We can neither understimate nor overlook the painful experiences lived by some Egyptians, no matter how small their number or how remote a village they live in. We cannot turn a blind eye to their suffering, under the pretext that they are not representative of the majority of Copts; especially that equality and citizenship rights were stipulated by the Constitution to cover not only the majority of citizens, but to apply to all, without discrimination, marginalisation or belittlement.
In this context, I recall what I wrote on past incidents of church closure. On 6 March 2019 I wrote:
“Let us candidly admit that not a month passes, sometimes not a week, without news of hostile terroristic mob action against Copts, especially in villages or towns in Upper Egypt where fundamentalism blooms; the “independent republic of Minya” naturally tops the list. It has become regular practice to besiege places of worship of Copts, terrorise them, threaten them, harass and assault them, all under the nose of helpless State representatives. State officials, whether politicians or administrative or security personnel, brag about preserving social peace [between Muslims and Copts], their only tool of trade being to appease the Muslim mob by closing down the Copts’ places of worship. They appear oblivious to how much, in so doing, they jeopardise State authority and compromise the rule of law. They end up throwing to the wind citizenship rights, equality, and the protection they should offer Copts as the Egyptian citizens that they are. More importantly, they disparage the Constitution which stipulates rights and freedoms.

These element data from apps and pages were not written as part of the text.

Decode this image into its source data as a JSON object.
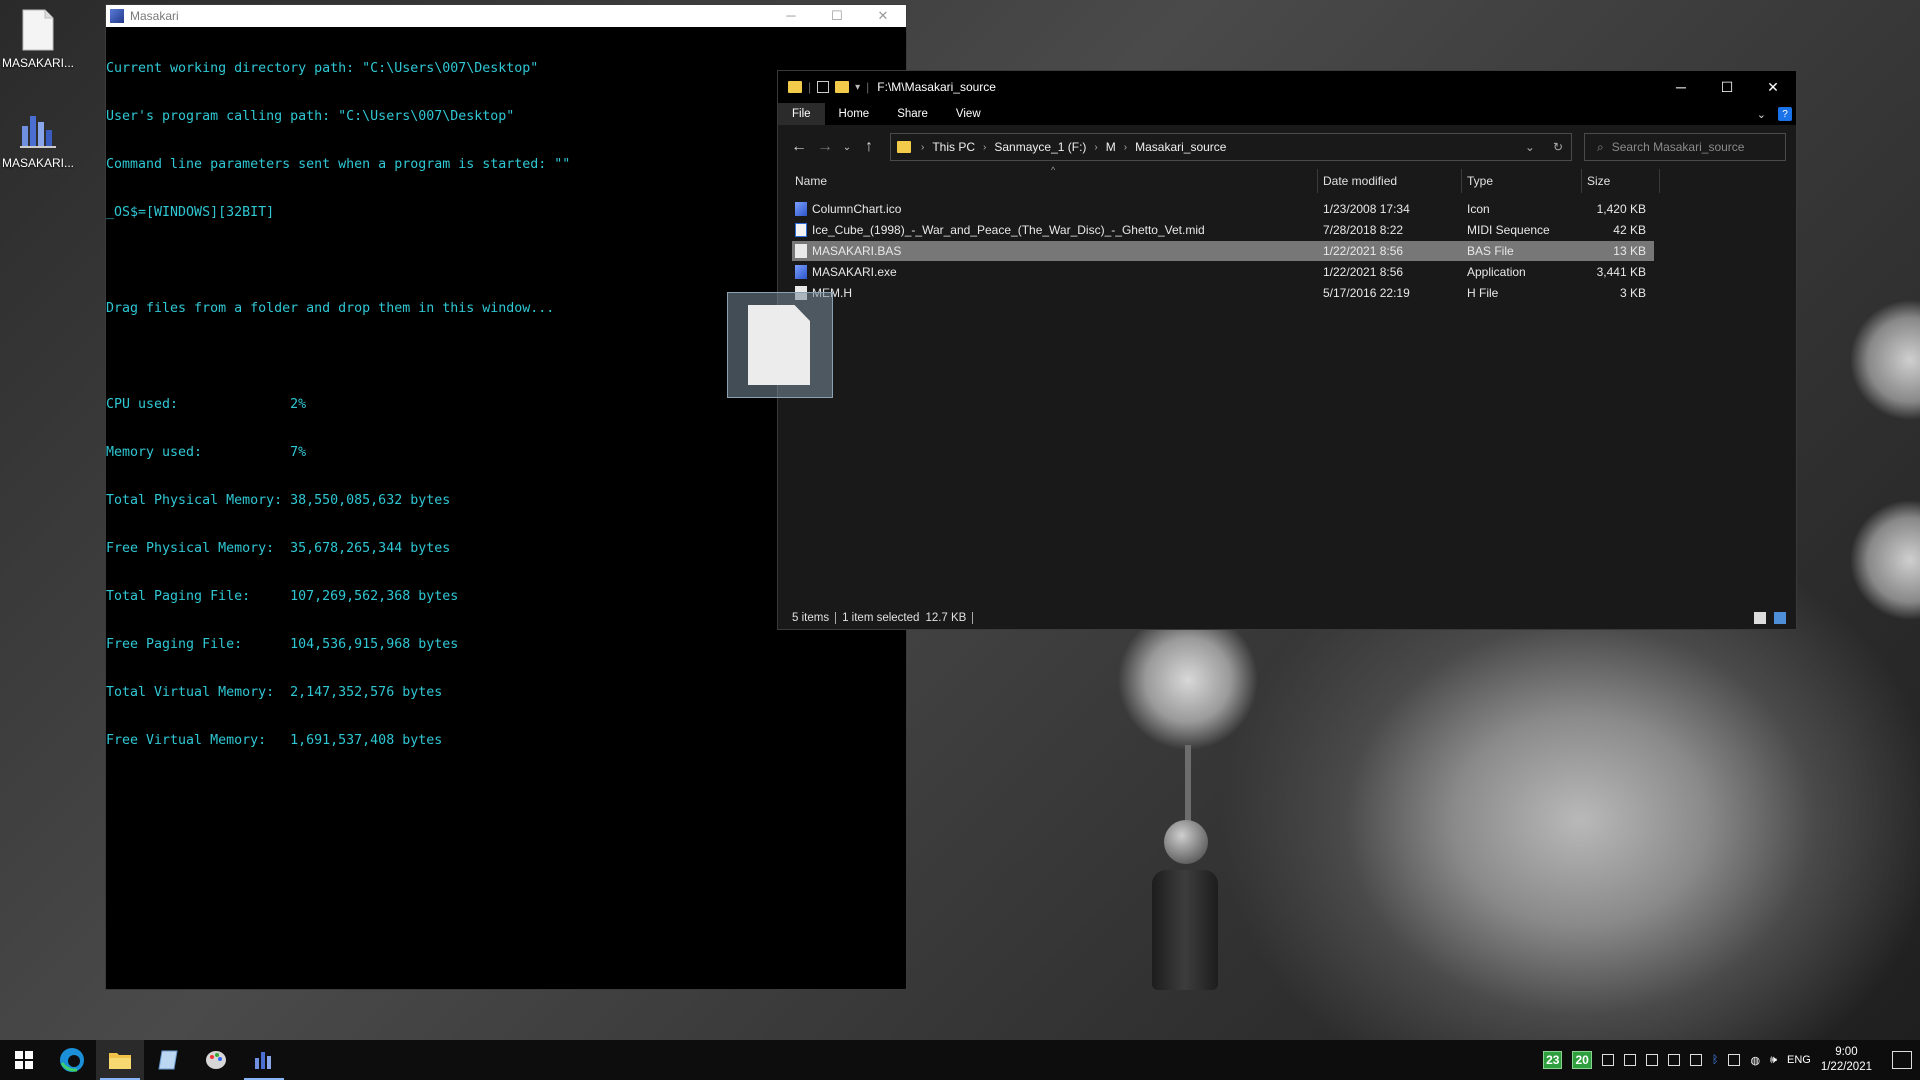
{
  "desktop": {
    "icons": [
      {
        "label": "MASAKARI...",
        "icon": "document-icon"
      },
      {
        "label": "MASAKARI...",
        "icon": "app-chart-icon"
      }
    ]
  },
  "console": {
    "title": "Masakari",
    "lines": [
      "Current working directory path: \"C:\\Users\\007\\Desktop\"",
      "User's program calling path: \"C:\\Users\\007\\Desktop\"",
      "Command line parameters sent when a program is started: \"\"",
      "_OS$=[WINDOWS][32BIT]",
      "",
      "Drag files from a folder and drop them in this window...",
      "",
      "CPU used:              2%",
      "Memory used:           7%",
      "Total Physical Memory: 38,550,085,632 bytes",
      "Free Physical Memory:  35,678,265,344 bytes",
      "Total Paging File:     107,269,562,368 bytes",
      "Free Paging File:      104,536,915,968 bytes",
      "Total Virtual Memory:  2,147,352,576 bytes",
      "Free Virtual Memory:   1,691,537,408 bytes"
    ],
    "text_color": "#2fc7d3"
  },
  "explorer": {
    "title": "F:\\M\\Masakari_source",
    "ribbon_tabs": [
      "File",
      "Home",
      "Share",
      "View"
    ],
    "breadcrumb": [
      "This PC",
      "Sanmayce_1 (F:)",
      "M",
      "Masakari_source"
    ],
    "search_placeholder": "Search Masakari_source",
    "columns": {
      "name": "Name",
      "date": "Date modified",
      "type": "Type",
      "size": "Size"
    },
    "files": [
      {
        "name": "ColumnChart.ico",
        "date": "1/23/2008 17:34",
        "type": "Icon",
        "size": "1,420 KB",
        "icon": "ico"
      },
      {
        "name": "Ice_Cube_(1998)_-_War_and_Peace_(The_War_Disc)_-_Ghetto_Vet.mid",
        "date": "7/28/2018 8:22",
        "type": "MIDI Sequence",
        "size": "42 KB",
        "icon": "mid"
      },
      {
        "name": "MASAKARI.BAS",
        "date": "1/22/2021 8:56",
        "type": "BAS File",
        "size": "13 KB",
        "icon": "doc",
        "selected": true
      },
      {
        "name": "MASAKARI.exe",
        "date": "1/22/2021 8:56",
        "type": "Application",
        "size": "3,441 KB",
        "icon": "ico"
      },
      {
        "name": "MEM.H",
        "date": "5/17/2016 22:19",
        "type": "H File",
        "size": "3 KB",
        "icon": "doc"
      }
    ],
    "status": {
      "count": "5 items",
      "selected": "1 item selected",
      "selected_size": "12.7 KB"
    }
  },
  "taskbar": {
    "badges": [
      "23",
      "20"
    ],
    "language": "ENG",
    "time": "9:00",
    "date": "1/22/2021"
  }
}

“We must take care not to deceive ourselves with all sorts of cover-up of the horrid daily reality many Copts undergo. Neither constitutional provisions of equality, rights and freedom; good actions and talk by President Sisi about the right of every Egyptian to worship and pray as he or she pleases; nor the wisdom and patriotism of Pope Tawadros who famously said: “A homeland without churches is better than churches without a homeland”; nor the message of the Grand Imam of al-Azhar, Sheikh Ahmad al-Tayyeb, who said Islam tolerantly protects churches; can obscure the fact that there are Egyptian Copts who experience neither equality nor freedom, nor can they exercise their constitutional rights. All claims to patriotism lose meaning for citizens whose real-life experience gives the lie to these claims. Many Copts thus stand suspicious of them; their lives brim with oppression and humiliation on account of their being Coptic; they see no citizenship rights, no State authority, no rule of law.”
The above words are as apt today as they were before. The Arabic proverb goes: “How similar is today to yesterday.” Plus ça change plus c’est la même chose.
28 July 2019